With no arguments, raises a ::RuntimeError. With a single ::String argument, raises a ::RuntimeError with the string as a message. Otherwise, the first parameter should be the name of an ::Exception class (or an object that returns an ::Exception object when sent an exception message). The optional second parameter sets the message associated with the exception, and the third parameter is an array of callback information. Exceptions are caught by the rescue clause of begin...end blocks.

[ GitHub ]

  
# File 'cont.c', line 2153

static VALUE
rb_fiber_raise(int argc, VALUE *argv, VALUE fiber)
{
    VALUE exc = rb_make_exception(argc, argv);
    return rb_fiber_resume(fiber, -1, &exc);
}

#resume(args, ...) ⇒ Object

Resumes the fiber from the point at which the last .yield was called, or starts running it if it is the first call to #resume. Arguments passed to resume will be the value of the .yield expression or will be passed as block parameters to the fiber's block if this is the first #resume.

Alternatively, when resume is called it evaluates to the arguments passed to the next .yield statement inside the fiber's block or to the block value if it runs to completion without any .yield

[ GitHub ]

  
# File 'cont.c', line 2128

static VALUE
rb_fiber_m_resume(int argc, VALUE *argv, VALUE fiber)
{
    return rb_fiber_resume(fiber, argc, argv);
}

#to_sString Also known as: #inspect

Returns fiber information string.

[ GitHub ]

  
# File 'cont.c', line 2251

static VALUE
fiber_to_s(VALUE fiber_value)
{
    const rb_fiber_t *fiber = fiber_ptr(fiber_value);
    const rb_proc_t *proc;
    char status_info[0x10];

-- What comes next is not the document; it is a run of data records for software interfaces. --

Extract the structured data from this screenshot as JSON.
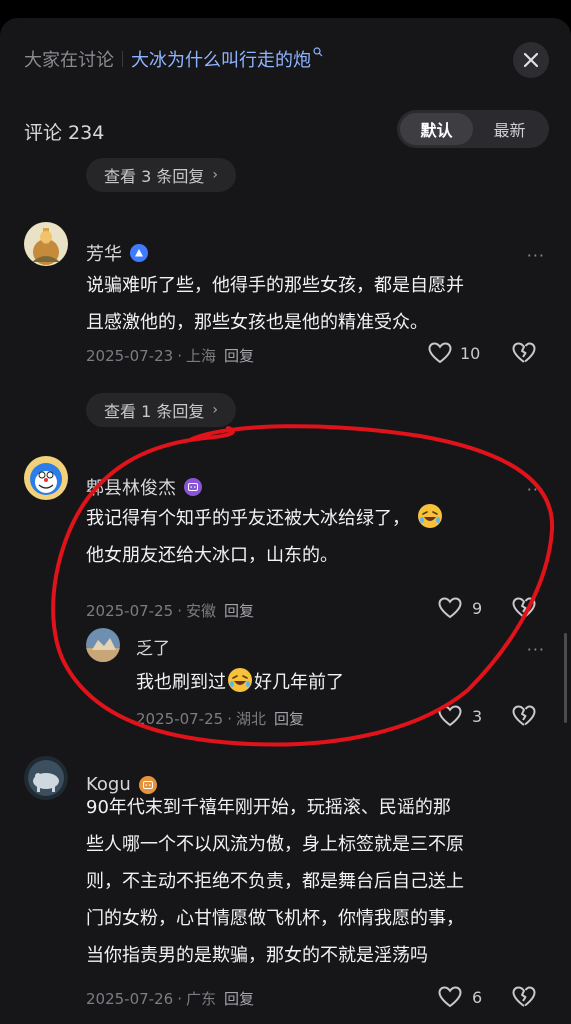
{
  "header": {
    "topic_label": "大家在讨论",
    "topic_link": "大冰为什么叫行走的炮",
    "topic_search_icon": "search-icon"
  },
  "comment_count": "评论 234",
  "sort": {
    "default_label": "默认",
    "latest_label": "最新"
  },
  "expand": {
    "first": "查看 3 条回复",
    "second": "查看 1 条回复",
    "chevron": "›"
  },
  "comments": [
    {
      "user": "芳华",
      "badge_icon": "verified-triangle-icon",
      "lines": [
        "说骗难听了些，他得手的那些女孩，都是自愿并",
        "且感激他的，那些女孩也是他的精准受众。"
      ],
      "date": "2025-07-23",
      "location": "上海",
      "reply_label": "回复",
      "likes": "10"
    },
    {
      "user": "郫县林俊杰",
      "badge_icon": "level-badge-icon",
      "lines": [
        "我记得有个知乎的乎友还被大冰给绿了，",
        "他女朋友还给大冰口，山东的。"
      ],
      "date": "2025-07-25",
      "location": "安徽",
      "reply_label": "回复",
      "likes": "9"
    },
    {
      "user": "乏了",
      "line_part1": "我也刷到过",
      "line_part2": "好几年前了",
      "date": "2025-07-25",
      "location": "湖北",
      "reply_label": "回复",
      "likes": "3"
    },
    {
      "user": "Kogu",
      "badge_icon": "level-badge-icon",
      "lines": [
        "90年代末到千禧年刚开始，玩摇滚、民谣的那",
        "些人哪一个不以风流为傲，身上标签就是三不原",
        "则，不主动不拒绝不负责，都是舞台后自己送上",
        "门的女粉，心甘情愿做飞机杯，你情我愿的事，",
        "当你指责男的是欺骗，那女的不就是淫荡吗"
      ],
      "date": "2025-07-26",
      "location": "广东",
      "reply_label": "回复",
      "likes": "6"
    }
  ],
  "colors": {
    "sheet_bg": "#161618",
    "link_blue": "#8fb4ff",
    "annotation_red": "#e0121a"
  }
}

    snprintf(status_info, 0x10, " (%s)", fiber_status_name(fiber->status));
    if (!rb_obj_is_proc(fiber->first_proc)) {
        VALUE str = rb_any_to_s(fiber_value);
        strlcat(status_info, ">", sizeof(status_info));
        rb_str_set_len(str, RSTRING_LEN(str)-1);
        rb_str_cat_cstr(str, status_info);
        return str;
    }
    GetProcPtr(fiber->first_proc, proc);
    return rb_block_to_s(fiber_value, &proc->block, status_info);
}

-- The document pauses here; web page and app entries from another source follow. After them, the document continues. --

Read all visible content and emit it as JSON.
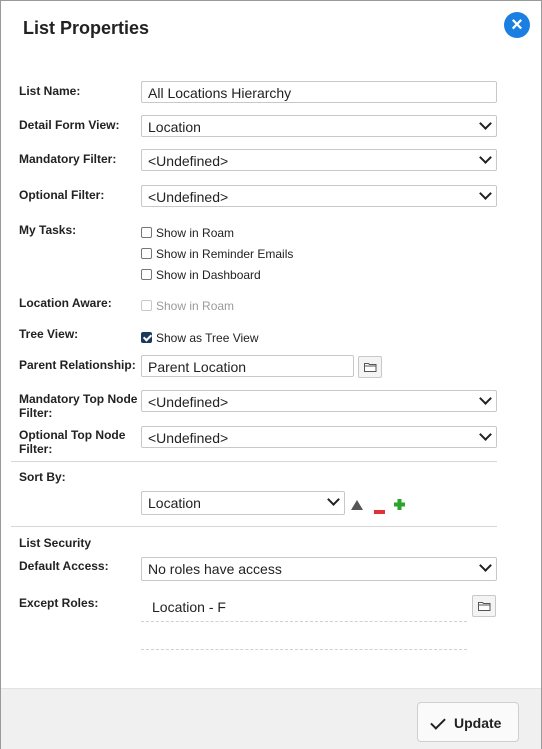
{
  "dialog": {
    "title": "List Properties",
    "close_icon": "close-icon"
  },
  "fields": {
    "list_name": {
      "label": "List Name:",
      "value": "All Locations Hierarchy"
    },
    "detail_form_view": {
      "label": "Detail Form View:",
      "value": "Location"
    },
    "mandatory_filter": {
      "label": "Mandatory Filter:",
      "value": "<Undefined>"
    },
    "optional_filter": {
      "label": "Optional Filter:",
      "value": "<Undefined>"
    },
    "my_tasks": {
      "label": "My Tasks:",
      "options": [
        {
          "label": "Show in Roam",
          "checked": false
        },
        {
          "label": "Show in Reminder Emails",
          "checked": false
        },
        {
          "label": "Show in Dashboard",
          "checked": false
        }
      ]
    },
    "location_aware": {
      "label": "Location Aware:",
      "option": "Show in Roam",
      "checked": false,
      "disabled": true
    },
    "tree_view": {
      "label": "Tree View:",
      "option": "Show as Tree View",
      "checked": true
    },
    "parent_relationship": {
      "label": "Parent Relationship:",
      "value": "Parent Location"
    },
    "mandatory_top_node_filter": {
      "label_line1": "Mandatory Top Node",
      "label_line2": "Filter:",
      "value": "<Undefined>"
    },
    "optional_top_node_filter": {
      "label_line1": "Optional Top Node",
      "label_line2": "Filter:",
      "value": "<Undefined>"
    },
    "sort_by": {
      "label": "Sort By:",
      "value": "Location"
    }
  },
  "security": {
    "heading": "List Security",
    "default_access": {
      "label": "Default Access:",
      "value": "No roles have access"
    },
    "except_roles": {
      "label": "Except Roles:",
      "roles": [
        "Location - F"
      ]
    }
  },
  "footer": {
    "update_label": "Update"
  },
  "colors": {
    "accent": "#1a7fe0",
    "remove": "#e0303a",
    "add": "#2aa52a",
    "checked": "#1a3a5c"
  }
}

#transfer(args, ...) ⇒ Object

Transfer control to another fiber, resuming it from where it last stopped or starting it if it was not resumed before. The calling fiber will be suspended much like in a call to .yield. You need to require 'fiber' before using this method.

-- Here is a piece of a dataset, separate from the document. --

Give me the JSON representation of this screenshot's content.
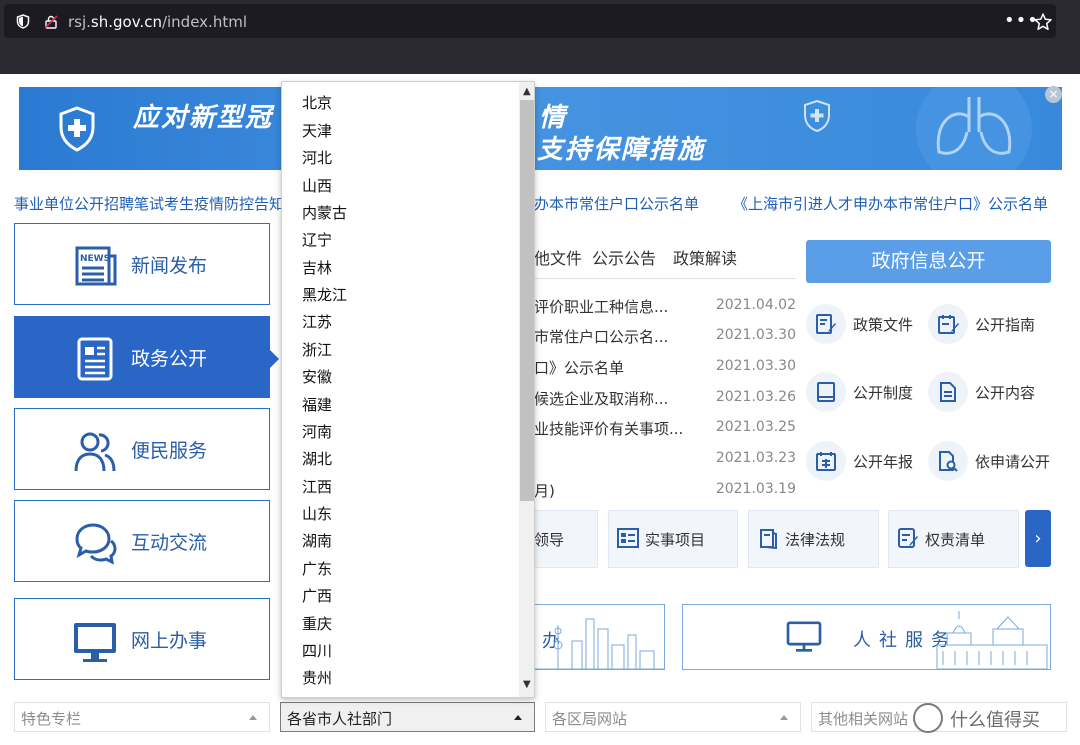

The fiber which receives the transfer call is treats it much like a resume call. Arguments passed to transfer are treated like those passed to resume.

You cannot resume a fiber that transferred control to another one. This will cause a double resume error. You need to transfer control back to this fiber before it can yield and resume.

Example:

fiber1 = Fiber.new do
  puts "In Fiber 1"
  Fiber.yield
end

fiber2 = Fiber.new do
  puts "In Fiber 2"
  fiber1.transfer
  puts "Never see this message"
end

fiber3 = Fiber.new do
  puts "In Fiber 3"
end

fiber2.resume
fiber3.resume

produces

In fiber 2
In fiber 1
In fiber 3
[ GitHub ]

  
# File 'cont.c', line 2205

static VALUE
rb_fiber_m_transfer(int argc, VALUE *argv, VALUE fiber_value)
{
    rb_fiber_t *fiber = fiber_ptr(fiber_value);
    fiber->transferred = 1;
    return fiber_switch(fiber, argc, argv, 0);
}